Front Immunol. 2021 Sep 21;12:745326. doi: 10.3389/fimmu.2021.745326. eCollection 2021.


Cystic Fibrosis (CF) is a genetic disease that causes chronic and severe lung inflammation and infection associated with high rates of mortality. In CF, disrupted ion exchange in the epithelium results in excessive mucus production and reduced mucociliary clearance, leading to immune system exacerbation and chronic infections with pathogens such as P. aeruginosa and S. aureus.
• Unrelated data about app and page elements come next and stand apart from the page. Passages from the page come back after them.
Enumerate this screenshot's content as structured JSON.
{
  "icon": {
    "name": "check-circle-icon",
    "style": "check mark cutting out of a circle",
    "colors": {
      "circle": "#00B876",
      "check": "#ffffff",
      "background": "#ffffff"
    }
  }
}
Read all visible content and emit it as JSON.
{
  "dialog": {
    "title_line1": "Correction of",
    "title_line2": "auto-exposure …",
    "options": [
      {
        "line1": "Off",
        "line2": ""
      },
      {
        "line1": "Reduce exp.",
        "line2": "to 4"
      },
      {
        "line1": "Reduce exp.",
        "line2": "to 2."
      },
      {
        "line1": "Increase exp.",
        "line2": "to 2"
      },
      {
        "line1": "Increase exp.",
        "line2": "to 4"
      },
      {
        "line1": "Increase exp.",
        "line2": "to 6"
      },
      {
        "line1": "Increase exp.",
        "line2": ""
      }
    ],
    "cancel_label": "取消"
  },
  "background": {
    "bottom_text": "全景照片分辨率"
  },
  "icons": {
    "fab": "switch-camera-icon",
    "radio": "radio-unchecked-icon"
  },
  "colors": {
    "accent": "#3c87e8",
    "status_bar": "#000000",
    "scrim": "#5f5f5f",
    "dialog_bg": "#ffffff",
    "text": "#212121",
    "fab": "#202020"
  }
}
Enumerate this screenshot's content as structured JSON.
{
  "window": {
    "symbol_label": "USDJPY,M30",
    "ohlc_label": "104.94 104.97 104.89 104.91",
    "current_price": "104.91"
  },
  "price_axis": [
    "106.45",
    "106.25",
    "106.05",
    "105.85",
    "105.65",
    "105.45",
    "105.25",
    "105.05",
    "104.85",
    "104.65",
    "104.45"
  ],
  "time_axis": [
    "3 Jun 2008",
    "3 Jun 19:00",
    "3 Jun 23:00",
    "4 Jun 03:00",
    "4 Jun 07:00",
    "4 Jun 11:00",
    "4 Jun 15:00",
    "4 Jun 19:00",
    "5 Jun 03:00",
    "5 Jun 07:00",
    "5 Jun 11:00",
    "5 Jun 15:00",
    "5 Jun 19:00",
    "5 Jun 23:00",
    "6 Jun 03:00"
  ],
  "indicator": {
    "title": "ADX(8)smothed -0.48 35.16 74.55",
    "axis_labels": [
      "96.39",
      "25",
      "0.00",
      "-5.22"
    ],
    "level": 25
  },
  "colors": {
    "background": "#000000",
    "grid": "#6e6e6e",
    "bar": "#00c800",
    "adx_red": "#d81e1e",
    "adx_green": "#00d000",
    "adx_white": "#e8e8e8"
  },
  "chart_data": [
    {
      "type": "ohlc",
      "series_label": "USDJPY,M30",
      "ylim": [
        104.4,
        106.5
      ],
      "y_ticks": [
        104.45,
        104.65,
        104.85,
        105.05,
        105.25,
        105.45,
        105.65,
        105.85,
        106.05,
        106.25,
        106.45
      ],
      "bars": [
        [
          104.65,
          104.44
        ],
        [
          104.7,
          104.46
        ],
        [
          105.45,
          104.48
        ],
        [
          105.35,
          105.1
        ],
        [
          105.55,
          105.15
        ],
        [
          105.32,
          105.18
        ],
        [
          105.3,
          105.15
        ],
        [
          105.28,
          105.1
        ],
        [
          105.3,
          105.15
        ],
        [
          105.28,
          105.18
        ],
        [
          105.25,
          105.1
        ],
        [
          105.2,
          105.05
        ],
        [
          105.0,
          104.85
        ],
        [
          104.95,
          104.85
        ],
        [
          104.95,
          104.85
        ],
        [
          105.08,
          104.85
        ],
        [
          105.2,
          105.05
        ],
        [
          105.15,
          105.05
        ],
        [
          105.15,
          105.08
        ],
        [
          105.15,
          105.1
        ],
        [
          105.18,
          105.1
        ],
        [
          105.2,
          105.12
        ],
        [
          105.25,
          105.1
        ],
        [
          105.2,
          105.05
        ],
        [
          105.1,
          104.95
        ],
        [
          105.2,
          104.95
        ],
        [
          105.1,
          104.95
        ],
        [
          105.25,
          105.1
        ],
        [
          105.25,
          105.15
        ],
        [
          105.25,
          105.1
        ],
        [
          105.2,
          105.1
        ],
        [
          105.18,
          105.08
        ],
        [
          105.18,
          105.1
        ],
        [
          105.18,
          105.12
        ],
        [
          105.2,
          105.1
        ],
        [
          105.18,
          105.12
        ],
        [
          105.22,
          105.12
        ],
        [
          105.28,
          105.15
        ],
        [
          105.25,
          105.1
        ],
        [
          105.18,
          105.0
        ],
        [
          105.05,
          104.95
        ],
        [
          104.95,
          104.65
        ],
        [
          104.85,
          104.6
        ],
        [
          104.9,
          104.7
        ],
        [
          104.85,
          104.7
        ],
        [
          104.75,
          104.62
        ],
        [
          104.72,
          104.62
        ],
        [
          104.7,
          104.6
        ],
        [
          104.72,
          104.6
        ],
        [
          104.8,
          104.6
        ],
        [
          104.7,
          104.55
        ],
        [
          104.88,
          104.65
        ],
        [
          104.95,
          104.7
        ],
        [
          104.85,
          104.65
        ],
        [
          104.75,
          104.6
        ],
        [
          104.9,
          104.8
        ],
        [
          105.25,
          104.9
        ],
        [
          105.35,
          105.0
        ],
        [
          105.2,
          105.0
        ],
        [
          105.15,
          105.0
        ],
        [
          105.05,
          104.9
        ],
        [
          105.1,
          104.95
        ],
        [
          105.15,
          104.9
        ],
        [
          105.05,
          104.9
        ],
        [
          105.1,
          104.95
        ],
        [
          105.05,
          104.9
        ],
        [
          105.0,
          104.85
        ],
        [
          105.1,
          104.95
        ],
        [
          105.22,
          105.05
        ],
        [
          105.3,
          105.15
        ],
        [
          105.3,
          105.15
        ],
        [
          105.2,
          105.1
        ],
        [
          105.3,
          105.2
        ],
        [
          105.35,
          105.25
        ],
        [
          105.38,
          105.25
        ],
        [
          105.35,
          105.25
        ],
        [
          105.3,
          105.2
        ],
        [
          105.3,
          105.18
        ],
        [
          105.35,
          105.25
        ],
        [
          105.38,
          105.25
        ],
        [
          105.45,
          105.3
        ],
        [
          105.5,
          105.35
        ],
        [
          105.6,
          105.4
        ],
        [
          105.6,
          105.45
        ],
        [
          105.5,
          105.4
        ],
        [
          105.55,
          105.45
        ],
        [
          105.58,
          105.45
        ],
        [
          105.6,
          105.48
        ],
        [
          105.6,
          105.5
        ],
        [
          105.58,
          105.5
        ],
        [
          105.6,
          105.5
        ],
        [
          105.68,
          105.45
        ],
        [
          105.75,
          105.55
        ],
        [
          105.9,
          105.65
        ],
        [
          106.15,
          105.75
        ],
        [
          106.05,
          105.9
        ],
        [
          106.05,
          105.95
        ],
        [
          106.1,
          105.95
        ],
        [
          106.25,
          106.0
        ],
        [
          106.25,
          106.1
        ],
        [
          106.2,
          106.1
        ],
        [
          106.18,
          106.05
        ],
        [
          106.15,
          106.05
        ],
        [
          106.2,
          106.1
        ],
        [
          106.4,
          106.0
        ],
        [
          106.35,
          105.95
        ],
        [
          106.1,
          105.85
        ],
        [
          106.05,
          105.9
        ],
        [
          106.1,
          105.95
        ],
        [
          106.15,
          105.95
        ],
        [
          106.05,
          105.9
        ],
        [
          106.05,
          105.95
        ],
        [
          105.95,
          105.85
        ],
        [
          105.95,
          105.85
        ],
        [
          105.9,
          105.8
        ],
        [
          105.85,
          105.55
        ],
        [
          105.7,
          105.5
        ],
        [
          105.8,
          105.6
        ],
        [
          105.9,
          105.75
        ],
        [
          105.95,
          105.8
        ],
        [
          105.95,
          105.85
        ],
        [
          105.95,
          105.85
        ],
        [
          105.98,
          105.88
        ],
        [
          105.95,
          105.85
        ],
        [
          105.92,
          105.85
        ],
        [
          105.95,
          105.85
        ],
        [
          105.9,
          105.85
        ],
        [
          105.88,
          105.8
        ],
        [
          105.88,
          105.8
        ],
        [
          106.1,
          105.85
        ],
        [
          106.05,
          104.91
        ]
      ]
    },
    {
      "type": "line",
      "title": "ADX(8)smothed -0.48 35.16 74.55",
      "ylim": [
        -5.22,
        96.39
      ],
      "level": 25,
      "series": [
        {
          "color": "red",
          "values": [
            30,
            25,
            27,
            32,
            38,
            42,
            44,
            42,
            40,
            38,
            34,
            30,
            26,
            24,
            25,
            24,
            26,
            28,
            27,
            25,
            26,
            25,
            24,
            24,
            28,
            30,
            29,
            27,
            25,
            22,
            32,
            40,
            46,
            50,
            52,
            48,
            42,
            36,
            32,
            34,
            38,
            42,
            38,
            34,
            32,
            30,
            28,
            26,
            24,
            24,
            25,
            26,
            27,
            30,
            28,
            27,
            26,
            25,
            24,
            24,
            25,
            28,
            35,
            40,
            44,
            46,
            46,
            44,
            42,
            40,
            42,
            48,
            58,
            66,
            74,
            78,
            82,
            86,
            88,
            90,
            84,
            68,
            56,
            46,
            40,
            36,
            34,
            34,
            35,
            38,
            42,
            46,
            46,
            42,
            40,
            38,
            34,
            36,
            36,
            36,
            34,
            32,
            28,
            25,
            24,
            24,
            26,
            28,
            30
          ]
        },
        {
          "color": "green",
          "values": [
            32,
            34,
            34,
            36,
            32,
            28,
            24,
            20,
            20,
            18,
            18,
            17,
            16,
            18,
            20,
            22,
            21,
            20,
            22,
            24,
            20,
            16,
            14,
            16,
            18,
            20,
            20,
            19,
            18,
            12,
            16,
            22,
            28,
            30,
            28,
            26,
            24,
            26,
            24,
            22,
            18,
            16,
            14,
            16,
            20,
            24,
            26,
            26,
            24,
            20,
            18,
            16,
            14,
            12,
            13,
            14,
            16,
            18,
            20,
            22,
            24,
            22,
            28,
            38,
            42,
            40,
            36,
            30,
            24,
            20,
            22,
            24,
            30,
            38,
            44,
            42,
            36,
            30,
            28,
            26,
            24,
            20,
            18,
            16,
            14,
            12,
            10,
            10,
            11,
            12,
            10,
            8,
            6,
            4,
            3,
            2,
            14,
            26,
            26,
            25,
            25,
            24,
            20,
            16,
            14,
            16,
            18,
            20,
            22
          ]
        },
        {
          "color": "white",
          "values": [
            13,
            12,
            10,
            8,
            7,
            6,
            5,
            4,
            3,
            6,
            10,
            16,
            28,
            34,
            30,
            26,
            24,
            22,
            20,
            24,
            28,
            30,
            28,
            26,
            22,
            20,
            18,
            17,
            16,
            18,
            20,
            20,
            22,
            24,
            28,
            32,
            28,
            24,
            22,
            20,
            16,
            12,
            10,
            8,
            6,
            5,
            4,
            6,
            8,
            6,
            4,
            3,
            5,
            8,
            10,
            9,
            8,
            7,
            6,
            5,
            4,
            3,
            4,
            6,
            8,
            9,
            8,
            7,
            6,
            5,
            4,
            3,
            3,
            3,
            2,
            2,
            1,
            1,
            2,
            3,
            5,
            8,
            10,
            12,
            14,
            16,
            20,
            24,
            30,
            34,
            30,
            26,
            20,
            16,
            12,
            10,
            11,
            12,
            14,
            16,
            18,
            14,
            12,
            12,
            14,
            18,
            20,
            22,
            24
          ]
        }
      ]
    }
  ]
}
Constant immune stimulation leads to altered immune responses including T cell impairment and neutrophil dysfunction. Specifically, CF is considered a Th17-mediated disease, and it has been proposed that both P. aeruginosa and a subset of neutrophils known as granulocytic myeloid suppressor cells (gMDSCs) play a role in T cell suppression. The exact mechanisms behind these interactions are yet to be determined, but recent works demonstrate a role for arginase-1. It is also believed that P. aeruginosa drives gMDSC function as a means of immune evasion, leading to chronic infection. Herein, we review the current literature regarding immune suppression in CF by gMDSCs with an emphasis on T cell impairment and the role of P. aeruginosa in this dynamic interaction.

Keywords: cystic fibrosis; gMDSC; immunosuppression; myeloid-derived suppressor cell; neutrophil.

Publication types

  • Research Support, N.I.H., Extramural
  • Review

MeSH terms

  • Arginase / physiology
  • Cystic Fibrosis / complications
  • Cystic Fibrosis / immunology*
  • Cytotoxicity, Immunologic
  • Granulocytes / immunology*
  • Humans
  • Immune Evasion*
  • Myeloid-Derived Suppressor Cells / immunology*
  • Neutrophils / immunology
  • Neutrophils / pathology
  • Persistent Infection
  • Pseudomonas Infections / complications
  • Pseudomonas Infections / immunology
  • Pseudomonas aeruginosa / immunology*
  • T-Lymphocytes, Regulatory / immunology
  • Th17 Cells / immunology*


  • ARG1 protein, human
  • Arginase